West Lake Fire Department was first established on June 17, 1937 and at the time was located at West 12TH & Powell Avenue on the south side of Delaney’s Service Station. A Howe pumper truck with 300 gallons of water was housed there until West Lake moved to its current location at West Lake & Powell Avenue.

The original idea for a fire department to serve the West Lake Area developed during a card game at another famous Millcreek landmark, Pulakos-on-the-Lake, 4102 West Lake Road, presently home of Millcreek Brewing Company.

Pulakos-on-the Lake was built by Steve Pulakos, the father of former Millcreek Supervisor George Pulakos.

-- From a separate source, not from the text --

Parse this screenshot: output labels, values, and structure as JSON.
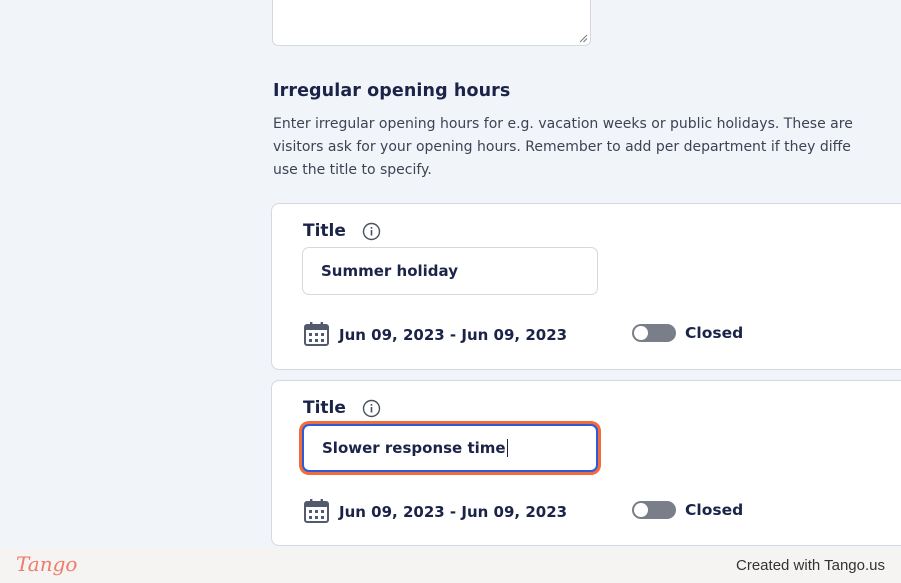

It opened on July 4, 1925 and soon became the social center for that area of Millcreek Township. It was at Pulakos-on-the-Lake that St. Julia’s church first held services until the church was built. The Millcreek American Legion and the Lakewood PTA had its beginnings at Pulakos-on-the-Lake. West Lake Fire Department also held its meetings there until moving to West Lake & Powell. “There was a house fire one day”, George Pulakos recalled, “and by the time the fire department from Erie arrived it was a total loss. That’s when several people from the area decided we needed our own fire department here. During card games, people would chip in the money to buy a fire truck.”

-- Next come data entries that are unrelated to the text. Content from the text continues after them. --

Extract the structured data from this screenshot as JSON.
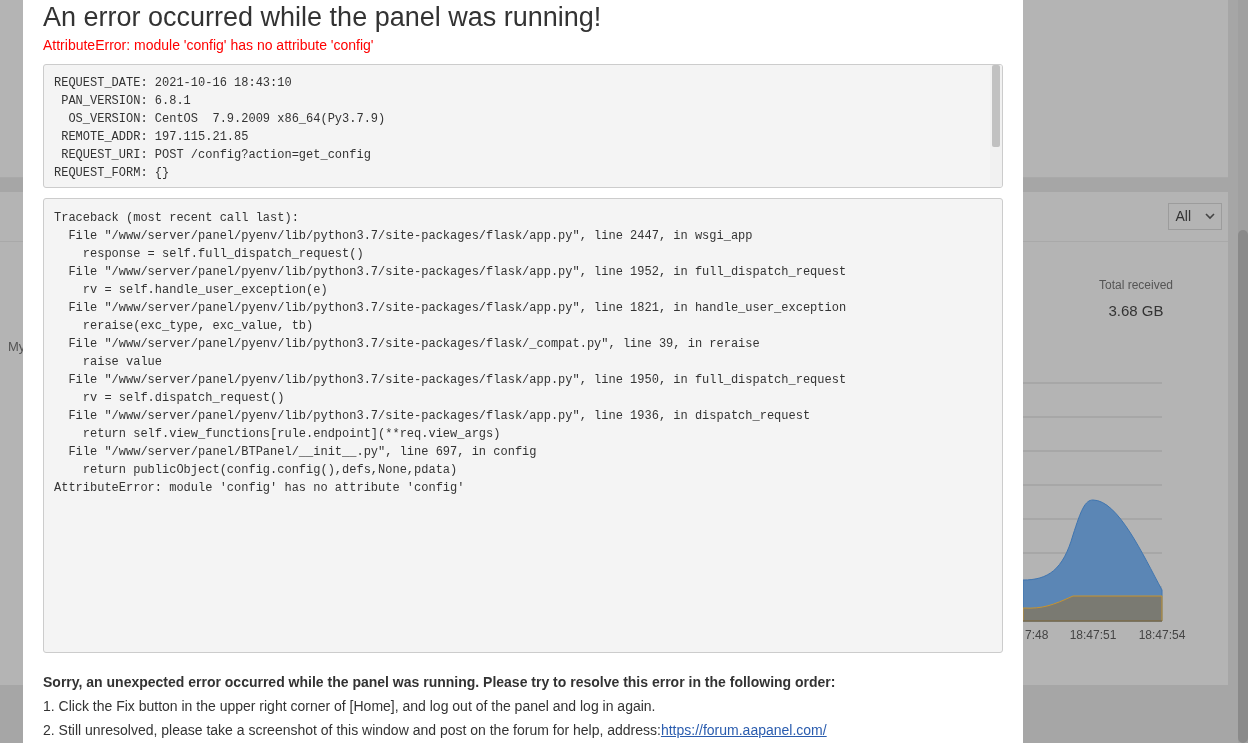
{
  "background": {
    "side_label": "My",
    "filter_select": {
      "value": "All"
    },
    "total_received": {
      "label": "Total received",
      "value": "3.68 GB"
    },
    "chart": {
      "x_labels": [
        "7:48",
        "18:47:51",
        "18:47:54"
      ]
    }
  },
  "dialog": {
    "title": "An error occurred while the panel was running!",
    "error": "AttributeError: module 'config' has no attribute 'config'",
    "request_info": [
      "REQUEST_DATE: 2021-10-16 18:43:10",
      " PAN_VERSION: 6.8.1",
      "  OS_VERSION: CentOS  7.9.2009 x86_64(Py3.7.9)",
      " REMOTE_ADDR: 197.115.21.85",
      " REQUEST_URI: POST /config?action=get_config",
      "REQUEST_FORM: {}"
    ],
    "traceback": [
      "Traceback (most recent call last):",
      "  File \"/www/server/panel/pyenv/lib/python3.7/site-packages/flask/app.py\", line 2447, in wsgi_app",
      "    response = self.full_dispatch_request()",
      "  File \"/www/server/panel/pyenv/lib/python3.7/site-packages/flask/app.py\", line 1952, in full_dispatch_request",
      "    rv = self.handle_user_exception(e)",
      "  File \"/www/server/panel/pyenv/lib/python3.7/site-packages/flask/app.py\", line 1821, in handle_user_exception",
      "    reraise(exc_type, exc_value, tb)",
      "  File \"/www/server/panel/pyenv/lib/python3.7/site-packages/flask/_compat.py\", line 39, in reraise",
      "    raise value",
      "  File \"/www/server/panel/pyenv/lib/python3.7/site-packages/flask/app.py\", line 1950, in full_dispatch_request",
      "    rv = self.dispatch_request()",
      "  File \"/www/server/panel/pyenv/lib/python3.7/site-packages/flask/app.py\", line 1936, in dispatch_request",
      "    return self.view_functions[rule.endpoint](**req.view_args)",
      "  File \"/www/server/panel/BTPanel/__init__.py\", line 697, in config",
      "    return publicObject(config.config(),defs,None,pdata)",
      "AttributeError: module 'config' has no attribute 'config'"
    ],
    "help": {
      "heading": "Sorry, an unexpected error occurred while the panel was running. Please try to resolve this error in the following order:",
      "steps": [
        {
          "text": "1. Click the Fix button in the upper right corner of [Home], and log out of the panel and log in again."
        },
        {
          "text": "2. Still unresolved, please take a screenshot of this window and post on the forum for help, address:",
          "link": "https://forum.aapanel.com/"
        }
      ]
    }
  }
}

The first fire truck was initially stationed at Delaney’s Service Station located at the corner of West 12TH & Powell Avenue, according to former Millcreek Supervisor Art Detisch who also spent much of his youth in the West Lake Area.

“People would call the gas station in case of a fire,” Detisch said. Delaney would then hop in the truck and go pick up the Chief, John Lerminaux. He used to live somewhere on Chelsea Avenue and then go to the fire.”

Several years later the fire truck was stationed at the present location on West Lake & Powell Avenue.

“There were no radio communications in those days and they had a big blackboard in front of the station. My twin brother and I always used to run over and read the blackboard to see where the fire was,” Detisch recalled.

In 1939 the department had a big festival to raise some money, Detisch added. His mother won a brand new electric stove.

“But she already had one and she was able to trade it in on a brand new GE refrigerator. You know, I still have that refrigerator in the basement and it still works today.”

The Pulakos family was also actively involved in the fire department during its early days. Steve Pulakos served as the first Treasurer and served for many years. George served a Fire Chief at the station and is still an Honorary Chief today.

“You really have to hand it to those guys back then,” Pulakos said. “We were just coming out of the depression and these guys came up with the money to get the department started. It was a small neighborhood then, a lot of the vegetable farms and the like, but a lot of cooperation from the people.”

The history of the department is also a history of the waterfront in Millcreek: House boat fires and drownings.

“We were the first to have a rescue boat back then and used to handle all the calls from Presque Isle. There were a lot of drownings back in those days. There used to be almost 98 fishing tugs that operated from Elk Creek and Walnut Creek and there were a lot more cottages along the waterfront back then,” Pulakos said. We still have that rescue boat. We used to work closely with the Ainsworth lifeguards, who were trained by Doc Ainsworth and Frank Pettinato.

Pulakos said one of the worst tragedies in the department’s history was the Hofbrau fire at Waldameer. On October 27, 1941 a fire broke out during a Hammermill dinner at the park.

“I can’t remember exactly right now, but I think that two waitresses were killed in the fire. I helped pull one of them out of the burning structure that night. It was a bad fire, tragic.”

Pulakos also smiled as he recalled some of the lighter moments of the department’s history.

“Waldameer used to have a large mokey house surrounded by a moat. Occasionally someone would lay a plank across the moat and the monkeys would escape. Sometimes it took weeks to capture all the monkeys and get them back inside.”

“Another call we received one day was from a lady,” George noted. “She asked us to come and capture “budgie”. We stopped and got a fishing net but we were never able to capture her pet bird.”

“One of the guys threatened to get his gun, but we never did. We weren’t able to get that bird out of the tree.”

During the Thanksgiving blizzard of 1955, Pulakos remembers that the fire house was manned from 7:00 p.m. that day until the following Monday as the firemen rescued stranded motorists.

“One guy, a truck driver, was so glad to be brought to the station that he washed all the dishes that weekend. We charged over $500 worth of food from Francis White’s grocery store which was located at 8th & Marshall.”

From its humble beginnings during a card game at Pulakos-on-the-Lake, the West Lake Fire Department has grown to become one of the most professional volunteer groups in the country.

“It was the result of many sacrifices by many people over the years, even when money was tight. It was and still is a great group of people.”

Information copied from West Lake Fire Department website on 9/27/02. Contents of this article taken from the following: By Greg Spinks, Staff Writer for the Millcreek Sun. Article from the week of Jan 28 – Feb 3, 1987.